Taylor Peck, a residential tenant of the building where he also ran the Fizzary, first sub-leased the space to a couple claiming they would open up a vitamin shop. He was duped, and shortly after leasing the space Peck found himself with a full-scale gambling operation on his premises that law enforcement, despite significant presence, seemed unable to shut down.

He eventually graffitied his own facade in a bout of frustration, and was evicted by his landlord last month in an attempt by the property owner to shut down the den. Peck’s ouster allowed for a sheriff’s lock-out on the building, a move that apparently succeeded in physically barring the gambling den’s operators from the premises.

Peck said he was tired of the whole affair, adding he would be glad to “read about it from a distance.”

“I’m evicted and I’m done, and I was out before them,” Peck said of the den’s closure. He declined to comment on his current living situation, but said he was already imagining the next space the den’s operators would occupy.

“I pretty much feel horrible for whatever property owner or tenant gets them next, which they inevitably will, because law enforcement has no solution to this,” Peck said.

The police did not immediately return requests for comment on any criminal charges against the den’s operators.
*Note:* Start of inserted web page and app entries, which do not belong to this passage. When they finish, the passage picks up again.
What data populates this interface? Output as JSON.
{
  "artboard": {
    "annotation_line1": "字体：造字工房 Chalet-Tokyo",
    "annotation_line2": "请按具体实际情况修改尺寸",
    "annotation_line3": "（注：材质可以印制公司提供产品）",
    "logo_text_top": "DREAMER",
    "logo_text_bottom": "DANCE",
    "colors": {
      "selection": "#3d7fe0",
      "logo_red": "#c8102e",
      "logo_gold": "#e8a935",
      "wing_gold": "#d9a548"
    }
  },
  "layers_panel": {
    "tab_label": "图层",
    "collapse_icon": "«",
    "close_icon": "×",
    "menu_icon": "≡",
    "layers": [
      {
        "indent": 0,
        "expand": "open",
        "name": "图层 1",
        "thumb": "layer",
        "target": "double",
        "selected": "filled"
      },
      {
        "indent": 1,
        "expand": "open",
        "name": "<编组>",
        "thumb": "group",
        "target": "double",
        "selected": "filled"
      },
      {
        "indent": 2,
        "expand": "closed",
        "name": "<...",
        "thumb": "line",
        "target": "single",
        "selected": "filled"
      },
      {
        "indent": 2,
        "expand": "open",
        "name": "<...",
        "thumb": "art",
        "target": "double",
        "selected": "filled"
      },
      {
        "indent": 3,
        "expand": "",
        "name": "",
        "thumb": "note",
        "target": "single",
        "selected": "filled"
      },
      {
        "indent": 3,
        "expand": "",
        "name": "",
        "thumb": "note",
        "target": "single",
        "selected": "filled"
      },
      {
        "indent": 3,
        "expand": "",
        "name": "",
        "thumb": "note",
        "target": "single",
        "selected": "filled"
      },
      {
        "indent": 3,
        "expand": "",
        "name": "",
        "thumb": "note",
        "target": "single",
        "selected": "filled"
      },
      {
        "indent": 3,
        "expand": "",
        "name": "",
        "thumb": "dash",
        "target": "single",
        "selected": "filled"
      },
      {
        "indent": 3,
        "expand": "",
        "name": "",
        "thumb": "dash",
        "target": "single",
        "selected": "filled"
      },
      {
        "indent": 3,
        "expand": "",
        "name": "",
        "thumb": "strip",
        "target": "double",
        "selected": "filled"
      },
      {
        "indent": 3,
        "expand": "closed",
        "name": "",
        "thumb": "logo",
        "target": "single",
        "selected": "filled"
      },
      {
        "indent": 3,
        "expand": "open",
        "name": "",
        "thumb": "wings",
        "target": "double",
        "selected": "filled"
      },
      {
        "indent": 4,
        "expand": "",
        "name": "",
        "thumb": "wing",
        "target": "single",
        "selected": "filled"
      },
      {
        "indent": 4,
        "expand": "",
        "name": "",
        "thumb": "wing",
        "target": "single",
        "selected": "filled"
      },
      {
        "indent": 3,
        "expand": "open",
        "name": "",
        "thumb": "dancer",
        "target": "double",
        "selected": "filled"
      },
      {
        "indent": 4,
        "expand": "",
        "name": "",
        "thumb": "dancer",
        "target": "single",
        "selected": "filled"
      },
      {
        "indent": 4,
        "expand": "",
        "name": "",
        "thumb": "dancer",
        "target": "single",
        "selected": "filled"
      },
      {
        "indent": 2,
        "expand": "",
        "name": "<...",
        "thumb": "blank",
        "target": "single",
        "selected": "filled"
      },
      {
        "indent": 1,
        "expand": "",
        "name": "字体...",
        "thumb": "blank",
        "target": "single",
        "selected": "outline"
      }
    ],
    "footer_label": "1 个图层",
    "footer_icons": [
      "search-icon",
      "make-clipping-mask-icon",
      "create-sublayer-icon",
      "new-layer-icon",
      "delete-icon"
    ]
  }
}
Illegal gambling dens are a citywide problem that so plagued the Excelsior in the fall that Supervisor John Avalos held a hearing on the issue at the time.